And I think, frankly, it’s working really well, and I believe that this will be something that people will be able to look back on in the future as a model for how we’ve been able to sort ourselves out as donors on the ground and responding to an earthquake.Quigley notes numerous facts on the ground contradicting the Ambassadors claim such as:
-1.2 million people living in make-shift camps.
-Only 1 in 5 people have recieved tents or tarps.
-Food shortages in the countryside, where nearly a half million Haitians have fled to.
Quigley provides the following anecdote to illustrate who the real model is:
One orphanage outside of Port au Prince, home to 57 children, was promised a big tent so the children would no longer have to sleep under the stars. The tent arrived but without poles to hold it up. The same group was promised food from UNICEF. Twelve days later, no food had arrived. They improvised and constructed scaffolding to create an awning over the mattresses lying on the dirt. They are finding food from anywhere they can. "We're holding on," said the Haitian director Etienne Bruny, "We're used to difficult times."

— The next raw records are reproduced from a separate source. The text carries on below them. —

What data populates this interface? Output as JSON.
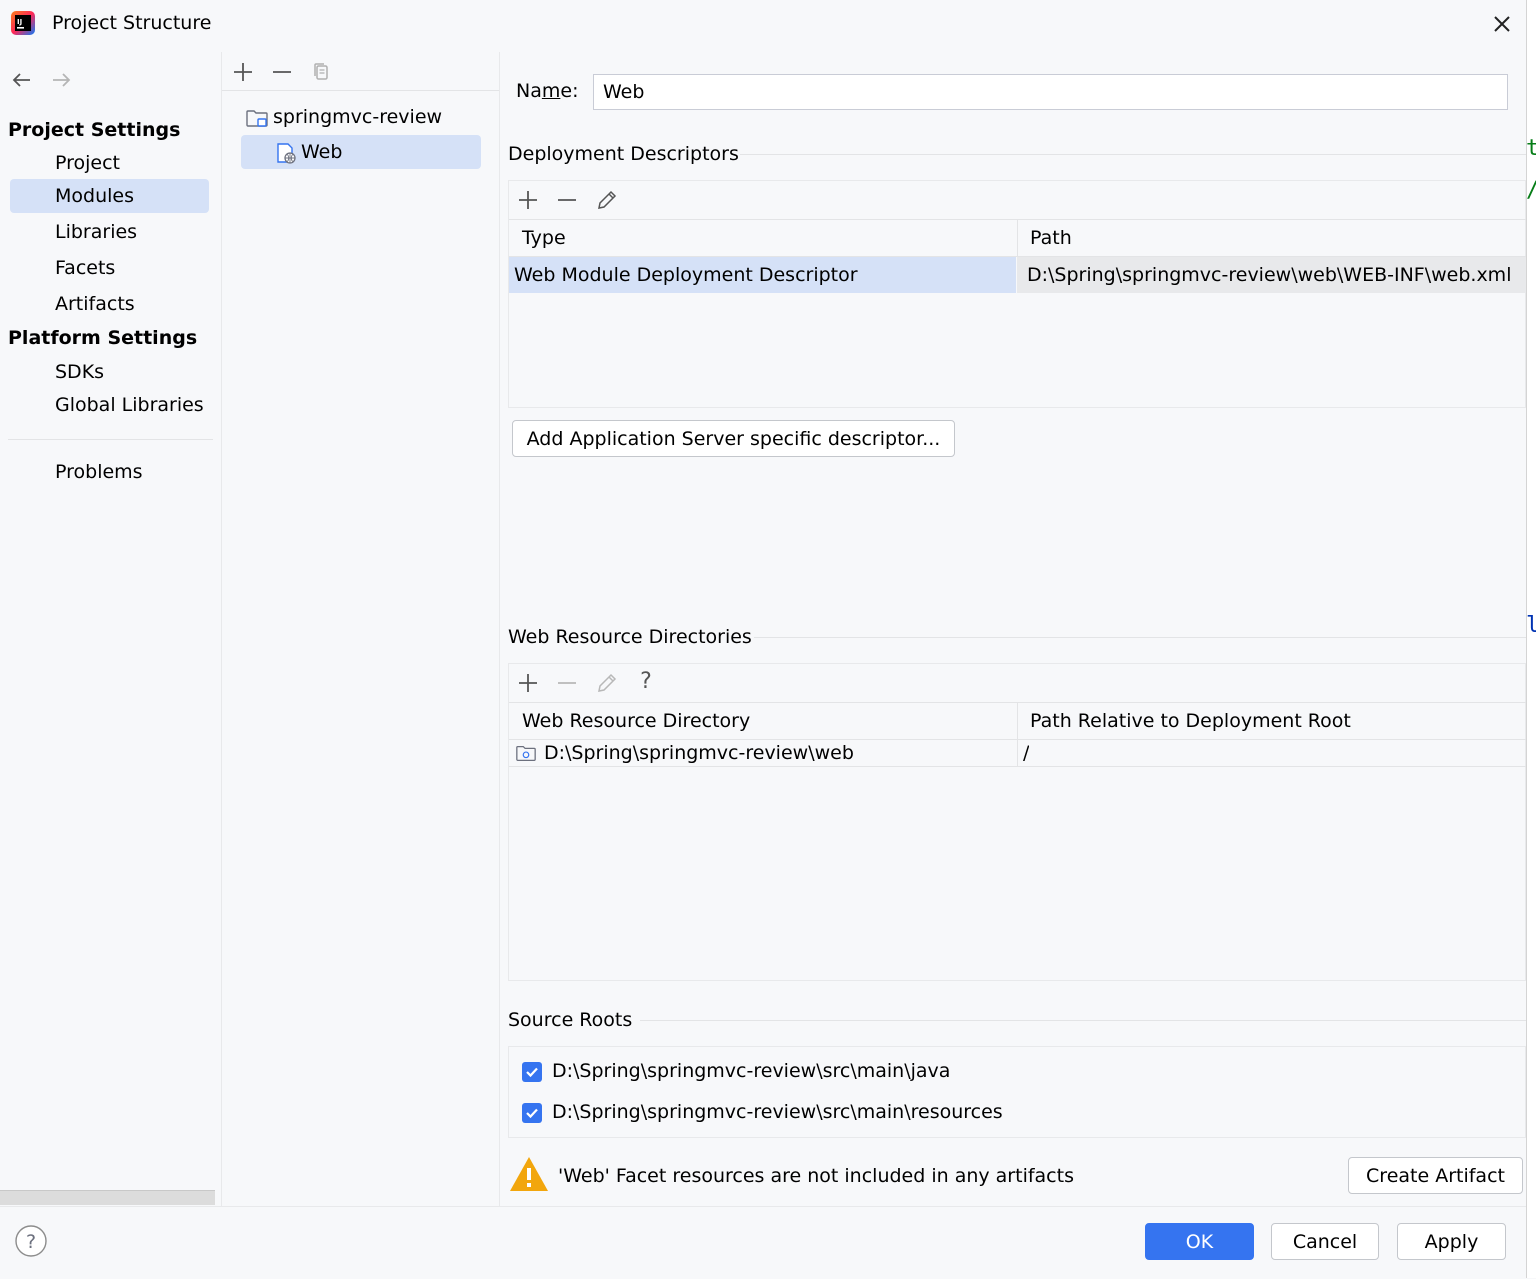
{
  "window": {
    "title": "Project Structure"
  },
  "icons": {
    "app": "intellij-idea-icon",
    "close": "close-icon",
    "back": "arrow-left-icon",
    "forward": "arrow-right-icon",
    "add": "plus-icon",
    "remove": "minus-icon",
    "copy": "copy-icon",
    "edit": "pencil-icon",
    "help": "question-icon",
    "warning": "warning-icon"
  },
  "nav": {
    "project_settings_heading": "Project Settings",
    "project_items": [
      "Project",
      "Modules",
      "Libraries",
      "Facets",
      "Artifacts"
    ],
    "selected": "Modules",
    "platform_settings_heading": "Platform Settings",
    "platform_items": [
      "SDKs",
      "Global Libraries"
    ],
    "problems": "Problems"
  },
  "tree": {
    "root": "springmvc-review",
    "child": "Web",
    "selected": "Web"
  },
  "main": {
    "name_label_pre": "Na",
    "name_label_mnemonic": "m",
    "name_label_post": "e:",
    "name_value": "Web",
    "deployment": {
      "title": "Deployment Descriptors",
      "columns": [
        "Type",
        "Path"
      ],
      "rows": [
        {
          "type": "Web Module Deployment Descriptor",
          "path": "D:\\Spring\\springmvc-review\\web\\WEB-INF\\web.xml"
        }
      ],
      "add_server_button": "Add Application Server specific descriptor..."
    },
    "web_resources": {
      "title": "Web Resource Directories",
      "help_glyph": "?",
      "columns": [
        "Web Resource Directory",
        "Path Relative to Deployment Root"
      ],
      "rows": [
        {
          "directory": "D:\\Spring\\springmvc-review\\web",
          "relative": "/"
        }
      ]
    },
    "source_roots": {
      "title": "Source Roots",
      "items": [
        {
          "path": "D:\\Spring\\springmvc-review\\src\\main\\java",
          "checked": true
        },
        {
          "path": "D:\\Spring\\springmvc-review\\src\\main\\resources",
          "checked": true
        }
      ]
    },
    "warning": {
      "message": "'Web' Facet resources are not included in any artifacts",
      "action": "Create Artifact"
    }
  },
  "footer": {
    "ok": "OK",
    "cancel": "Cancel",
    "apply": "Apply"
  },
  "editor_edge": {
    "chars": [
      "t",
      "/",
      "l"
    ]
  },
  "colors": {
    "accent": "#3574f0",
    "selection": "#d5e1f7",
    "warning": "#f2a60d"
  }
}
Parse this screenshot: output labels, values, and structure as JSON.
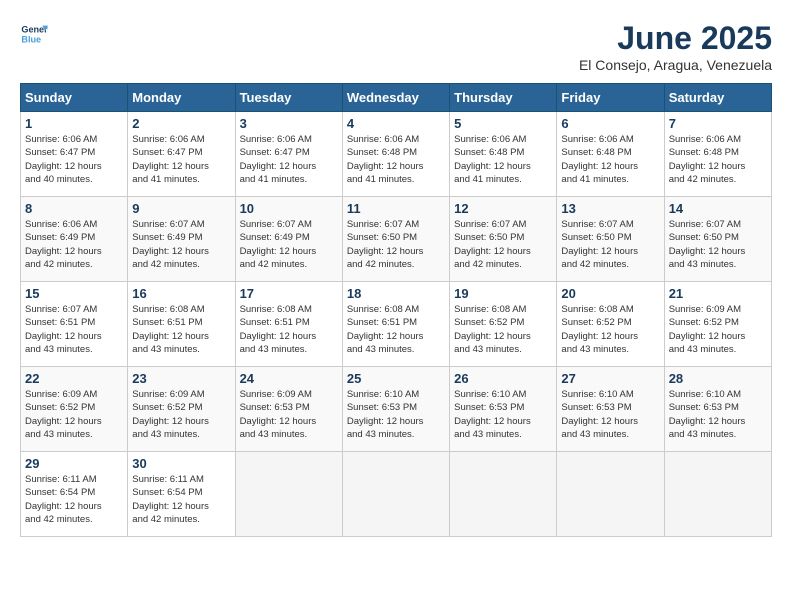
{
  "header": {
    "logo_line1": "General",
    "logo_line2": "Blue",
    "title": "June 2025",
    "subtitle": "El Consejo, Aragua, Venezuela"
  },
  "days_of_week": [
    "Sunday",
    "Monday",
    "Tuesday",
    "Wednesday",
    "Thursday",
    "Friday",
    "Saturday"
  ],
  "weeks": [
    [
      {
        "day": "1",
        "info": "Sunrise: 6:06 AM\nSunset: 6:47 PM\nDaylight: 12 hours\nand 40 minutes."
      },
      {
        "day": "2",
        "info": "Sunrise: 6:06 AM\nSunset: 6:47 PM\nDaylight: 12 hours\nand 41 minutes."
      },
      {
        "day": "3",
        "info": "Sunrise: 6:06 AM\nSunset: 6:47 PM\nDaylight: 12 hours\nand 41 minutes."
      },
      {
        "day": "4",
        "info": "Sunrise: 6:06 AM\nSunset: 6:48 PM\nDaylight: 12 hours\nand 41 minutes."
      },
      {
        "day": "5",
        "info": "Sunrise: 6:06 AM\nSunset: 6:48 PM\nDaylight: 12 hours\nand 41 minutes."
      },
      {
        "day": "6",
        "info": "Sunrise: 6:06 AM\nSunset: 6:48 PM\nDaylight: 12 hours\nand 41 minutes."
      },
      {
        "day": "7",
        "info": "Sunrise: 6:06 AM\nSunset: 6:48 PM\nDaylight: 12 hours\nand 42 minutes."
      }
    ],
    [
      {
        "day": "8",
        "info": "Sunrise: 6:06 AM\nSunset: 6:49 PM\nDaylight: 12 hours\nand 42 minutes."
      },
      {
        "day": "9",
        "info": "Sunrise: 6:07 AM\nSunset: 6:49 PM\nDaylight: 12 hours\nand 42 minutes."
      },
      {
        "day": "10",
        "info": "Sunrise: 6:07 AM\nSunset: 6:49 PM\nDaylight: 12 hours\nand 42 minutes."
      },
      {
        "day": "11",
        "info": "Sunrise: 6:07 AM\nSunset: 6:50 PM\nDaylight: 12 hours\nand 42 minutes."
      },
      {
        "day": "12",
        "info": "Sunrise: 6:07 AM\nSunset: 6:50 PM\nDaylight: 12 hours\nand 42 minutes."
      },
      {
        "day": "13",
        "info": "Sunrise: 6:07 AM\nSunset: 6:50 PM\nDaylight: 12 hours\nand 42 minutes."
      },
      {
        "day": "14",
        "info": "Sunrise: 6:07 AM\nSunset: 6:50 PM\nDaylight: 12 hours\nand 43 minutes."
      }
    ],
    [
      {
        "day": "15",
        "info": "Sunrise: 6:07 AM\nSunset: 6:51 PM\nDaylight: 12 hours\nand 43 minutes."
      },
      {
        "day": "16",
        "info": "Sunrise: 6:08 AM\nSunset: 6:51 PM\nDaylight: 12 hours\nand 43 minutes."
      },
      {
        "day": "17",
        "info": "Sunrise: 6:08 AM\nSunset: 6:51 PM\nDaylight: 12 hours\nand 43 minutes."
      },
      {
        "day": "18",
        "info": "Sunrise: 6:08 AM\nSunset: 6:51 PM\nDaylight: 12 hours\nand 43 minutes."
      },
      {
        "day": "19",
        "info": "Sunrise: 6:08 AM\nSunset: 6:52 PM\nDaylight: 12 hours\nand 43 minutes."
      },
      {
        "day": "20",
        "info": "Sunrise: 6:08 AM\nSunset: 6:52 PM\nDaylight: 12 hours\nand 43 minutes."
      },
      {
        "day": "21",
        "info": "Sunrise: 6:09 AM\nSunset: 6:52 PM\nDaylight: 12 hours\nand 43 minutes."
      }
    ],
    [
      {
        "day": "22",
        "info": "Sunrise: 6:09 AM\nSunset: 6:52 PM\nDaylight: 12 hours\nand 43 minutes."
      },
      {
        "day": "23",
        "info": "Sunrise: 6:09 AM\nSunset: 6:52 PM\nDaylight: 12 hours\nand 43 minutes."
      },
      {
        "day": "24",
        "info": "Sunrise: 6:09 AM\nSunset: 6:53 PM\nDaylight: 12 hours\nand 43 minutes."
      },
      {
        "day": "25",
        "info": "Sunrise: 6:10 AM\nSunset: 6:53 PM\nDaylight: 12 hours\nand 43 minutes."
      },
      {
        "day": "26",
        "info": "Sunrise: 6:10 AM\nSunset: 6:53 PM\nDaylight: 12 hours\nand 43 minutes."
      },
      {
        "day": "27",
        "info": "Sunrise: 6:10 AM\nSunset: 6:53 PM\nDaylight: 12 hours\nand 43 minutes."
      },
      {
        "day": "28",
        "info": "Sunrise: 6:10 AM\nSunset: 6:53 PM\nDaylight: 12 hours\nand 43 minutes."
      }
    ],
    [
      {
        "day": "29",
        "info": "Sunrise: 6:11 AM\nSunset: 6:54 PM\nDaylight: 12 hours\nand 42 minutes."
      },
      {
        "day": "30",
        "info": "Sunrise: 6:11 AM\nSunset: 6:54 PM\nDaylight: 12 hours\nand 42 minutes."
      },
      {
        "day": "",
        "info": ""
      },
      {
        "day": "",
        "info": ""
      },
      {
        "day": "",
        "info": ""
      },
      {
        "day": "",
        "info": ""
      },
      {
        "day": "",
        "info": ""
      }
    ]
  ]
}
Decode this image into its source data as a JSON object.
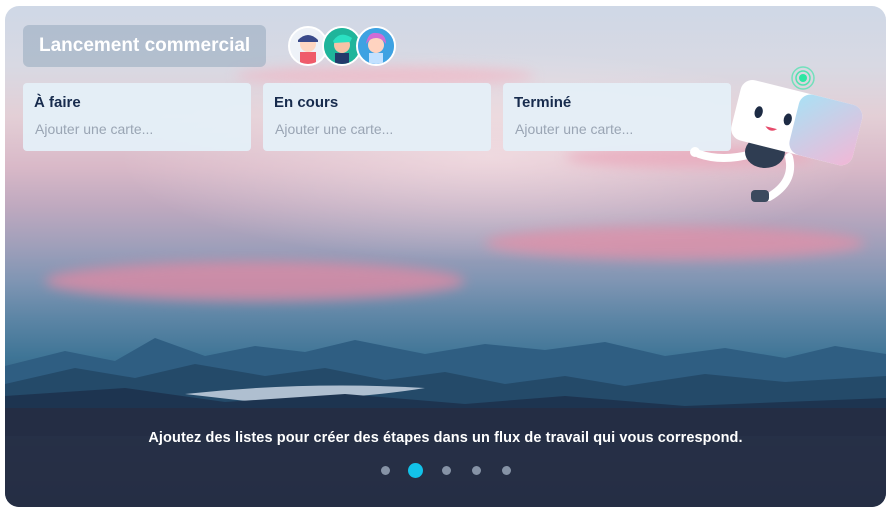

Haitians are holding on despite the inadequate humanitarian response. They are the model.